THE DETAILS: Dr. Schecter's most recent study was intended to detect polybrominated diphenyl ethers (PBDEs), a class of very nonbiodegradable flame retardants that have been used in electronics, furniture, and automobiles. Many have already been banned because of links to thyroid problems, learning disorders, and female infertility. Based on previous research from other countries, his team knew that butter was a good medium for detecting PBDEs, because the chemicals build up in the body fat of animals. They purchased 10 random butter samples from five grocery stores in Dallas and then analyzed those samples in a lab. All the butter samples were sold in sticks wrapped in paper (versus tubs of butter).

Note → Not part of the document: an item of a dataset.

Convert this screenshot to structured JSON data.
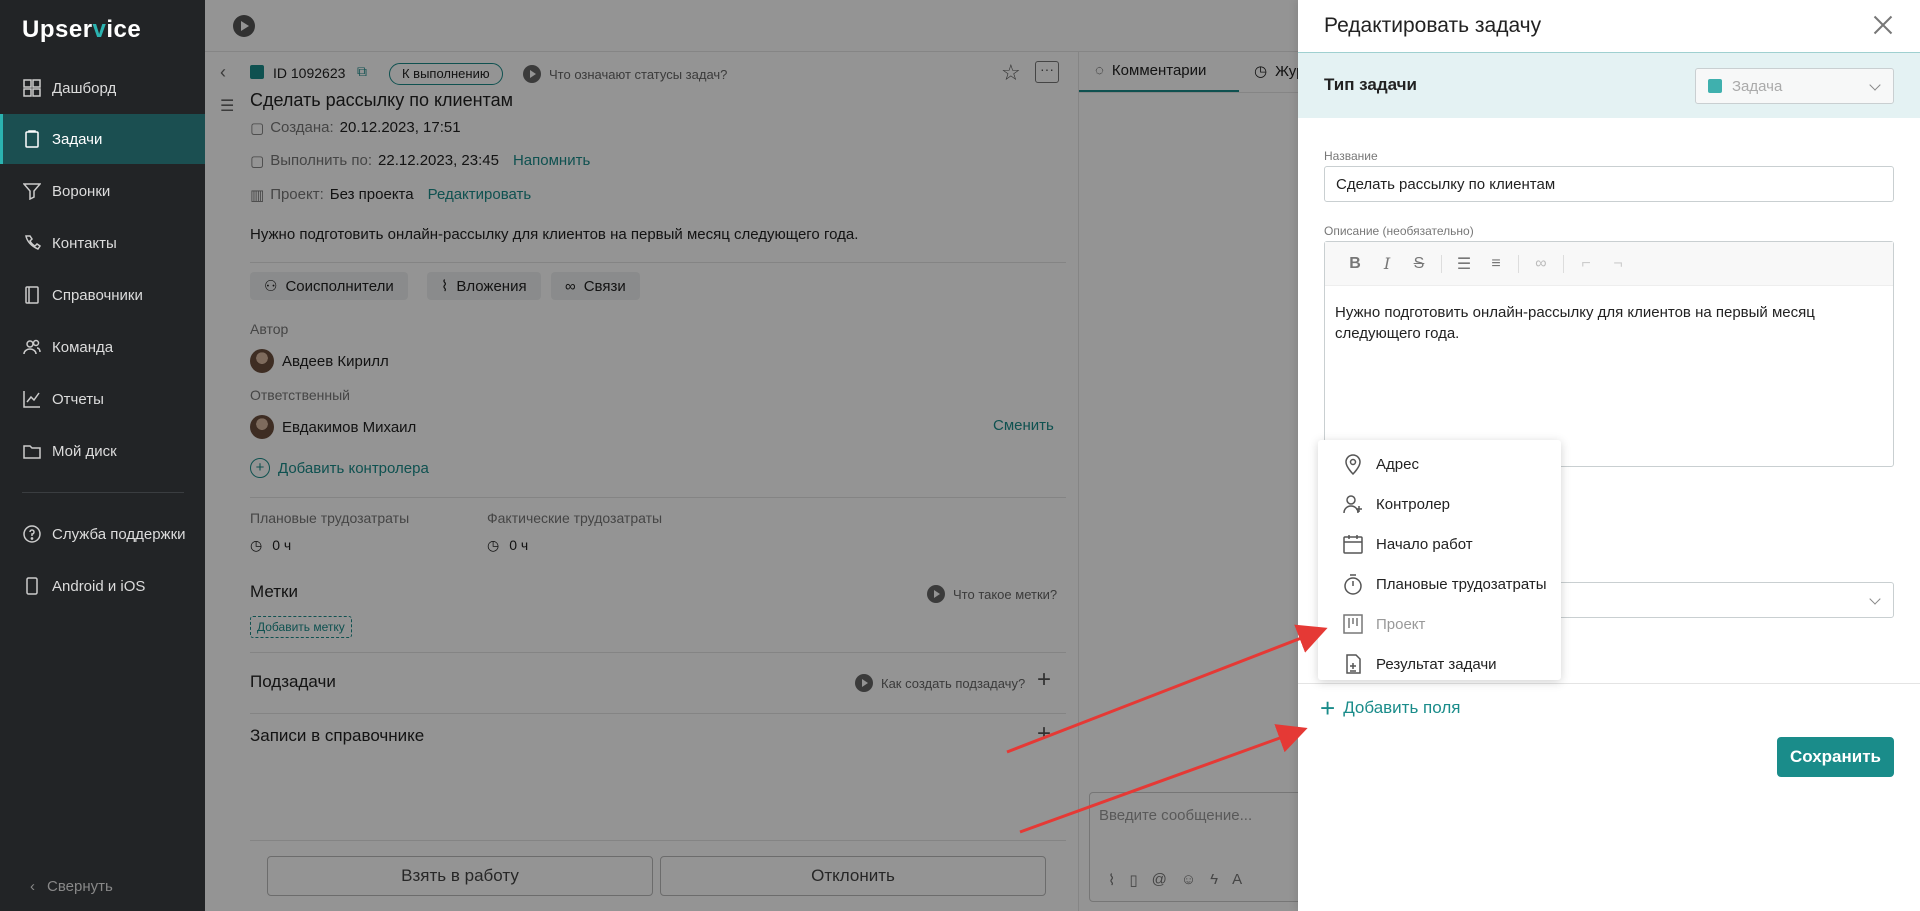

All 10 samples had some level of PBDE contamination, but the levels varied from sample to sample. One sample, though, had 280 times higher levels of PBDEs than the sample with the lowest levels; the researchers noted that it was the worst documented case of PBDE contamination of food they'd ever seen. That sample also happened to be the only butter sample for which they still had the wrapper. When it was analyzed, the researchers found that the wrapper had twice as much PBDE contamination as the butter itself.
Some of the butter samples had levels of PBDE formulations that, now banned, were once used in automobiles and in furniture, suggesting that those formulations are persistent in the environment, lingering in the food and water that animals eat. But the high levels of PBDEs found in the tenth sample and its corresponding wrapper were those used in electronics, leading the authors to conclude that the food packaging was likely a primary source of contamination. It's likely the packaging was contaminated by electronics before it reached the butter processing plant, Dr. Schecter says. He isn't sure how, but one possibility could be that the chemicals came from the printer that gives butter wrappers those handy tablespoon markings and the company's branding logos.
Published on: December 6, 2010
Updated on: December 7, 2010